The sea and the ocean are both large bodies of water. They are both salty and have waves. The main difference between the two is that the ocean is much bigger than the sea. The ocean contains about 97% of all the Earth’s water, while the sea only contains about 3%.

The ocean also has a much greater depth than the sea. It averages about 3.7 miles deep, while the average depth of the sea is only about 0.6 miles. The ocean is also home to a much wider variety of plants and animals than the sea.

There are over 230,000 known species of animals in the ocean, compared to only about 3,700 in the sea. The ocean is a vital part of our planet, and it is important to understand the differences between it and the sea.

Which one do you prefer – sea or ocean?

It’s a tough question – do you prefer the sea or the ocean? On one hand, the sea is typically smaller and more contained, making it feel more intimate and cozy. On the other hand, the ocean is vast and open, with a feeling of limitless possibility.
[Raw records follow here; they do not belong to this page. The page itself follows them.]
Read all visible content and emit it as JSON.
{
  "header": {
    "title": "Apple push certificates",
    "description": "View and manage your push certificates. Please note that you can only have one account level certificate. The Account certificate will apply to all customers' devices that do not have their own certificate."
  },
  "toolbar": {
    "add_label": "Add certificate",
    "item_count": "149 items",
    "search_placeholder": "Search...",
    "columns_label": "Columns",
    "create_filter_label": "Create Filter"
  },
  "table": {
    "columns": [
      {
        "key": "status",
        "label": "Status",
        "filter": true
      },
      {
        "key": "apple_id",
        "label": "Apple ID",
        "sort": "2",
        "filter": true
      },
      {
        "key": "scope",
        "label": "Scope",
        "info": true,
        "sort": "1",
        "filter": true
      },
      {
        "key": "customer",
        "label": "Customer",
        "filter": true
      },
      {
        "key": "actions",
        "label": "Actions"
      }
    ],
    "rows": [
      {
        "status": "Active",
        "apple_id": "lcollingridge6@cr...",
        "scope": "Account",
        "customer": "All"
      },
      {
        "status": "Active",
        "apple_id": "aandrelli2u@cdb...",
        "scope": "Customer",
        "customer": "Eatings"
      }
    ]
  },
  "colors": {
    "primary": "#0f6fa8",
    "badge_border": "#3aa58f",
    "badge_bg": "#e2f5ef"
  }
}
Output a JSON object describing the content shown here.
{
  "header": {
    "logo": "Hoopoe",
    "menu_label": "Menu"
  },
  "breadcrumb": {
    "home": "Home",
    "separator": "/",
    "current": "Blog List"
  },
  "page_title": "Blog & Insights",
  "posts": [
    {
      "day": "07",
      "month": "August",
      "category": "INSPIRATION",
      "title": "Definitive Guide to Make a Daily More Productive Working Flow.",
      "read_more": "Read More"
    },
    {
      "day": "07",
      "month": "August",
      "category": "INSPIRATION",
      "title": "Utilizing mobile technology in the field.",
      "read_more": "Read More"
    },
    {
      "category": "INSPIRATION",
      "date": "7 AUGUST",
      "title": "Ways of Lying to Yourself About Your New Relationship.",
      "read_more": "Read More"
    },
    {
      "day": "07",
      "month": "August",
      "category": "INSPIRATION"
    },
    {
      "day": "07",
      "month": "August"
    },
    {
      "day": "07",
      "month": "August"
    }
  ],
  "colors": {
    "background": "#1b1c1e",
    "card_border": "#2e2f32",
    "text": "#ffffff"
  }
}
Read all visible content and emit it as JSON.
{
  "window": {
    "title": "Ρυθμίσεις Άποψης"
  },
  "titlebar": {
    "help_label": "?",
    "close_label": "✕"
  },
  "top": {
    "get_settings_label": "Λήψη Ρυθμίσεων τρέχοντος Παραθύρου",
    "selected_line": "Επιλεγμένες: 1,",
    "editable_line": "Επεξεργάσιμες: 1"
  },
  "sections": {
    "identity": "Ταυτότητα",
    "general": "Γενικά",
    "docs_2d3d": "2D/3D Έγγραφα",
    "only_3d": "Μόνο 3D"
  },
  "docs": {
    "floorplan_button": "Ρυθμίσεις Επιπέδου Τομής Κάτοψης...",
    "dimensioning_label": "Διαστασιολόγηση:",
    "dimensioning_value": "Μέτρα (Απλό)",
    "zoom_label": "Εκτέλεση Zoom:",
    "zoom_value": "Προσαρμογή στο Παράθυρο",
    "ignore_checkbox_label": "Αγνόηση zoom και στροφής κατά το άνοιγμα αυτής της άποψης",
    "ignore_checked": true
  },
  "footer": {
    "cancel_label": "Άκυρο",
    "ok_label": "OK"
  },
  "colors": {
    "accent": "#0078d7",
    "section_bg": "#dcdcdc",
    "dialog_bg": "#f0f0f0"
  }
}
In the end, it all comes down to personal preference. For some, the comforts of the sea are preferable. They enjoy being able to see the shoreline at all times and being able to explore every nook and cranny of the coastline. Others find the openness of the ocean freeing and exhilarating.

They love being able to swim out as far as they can see and gazing up at an endless expanse of sky. No matter which one you prefer, there’s no denying that both the sea and the ocean have their own unique charms.

Therefore, the sea and ocean are both large bodies of water with many similarities. The main difference between the two is that the ocean is much bigger than the sea.

Article Sources

Jacks of Science sources the most authoritative, trustworthy, and highly recognized institutions for our article research. Learn more about our Editorial Teams process and diligence in verifying the accuracy of every article we publish.


  • Keith Chen - Jacks of Science Writer

    Keith Chen is Jacks of Science Senior Staff Writer and authority on chemistry and all things science. He is currently a full-time scientific analyst focused on chemical engineering, organic chemistry, and biochemistry. Keith has held roles such as chemist, engineer, and chief technician. His degree is focused around Physical chemistry and Analytical chemistry, but his passion is biomedical. He completed an internship at the All-Hands-Chemistry Discovery Center and Scientific Exploration Lab in Chicago. In his free time, he enjoys studying Zoology as a passion project.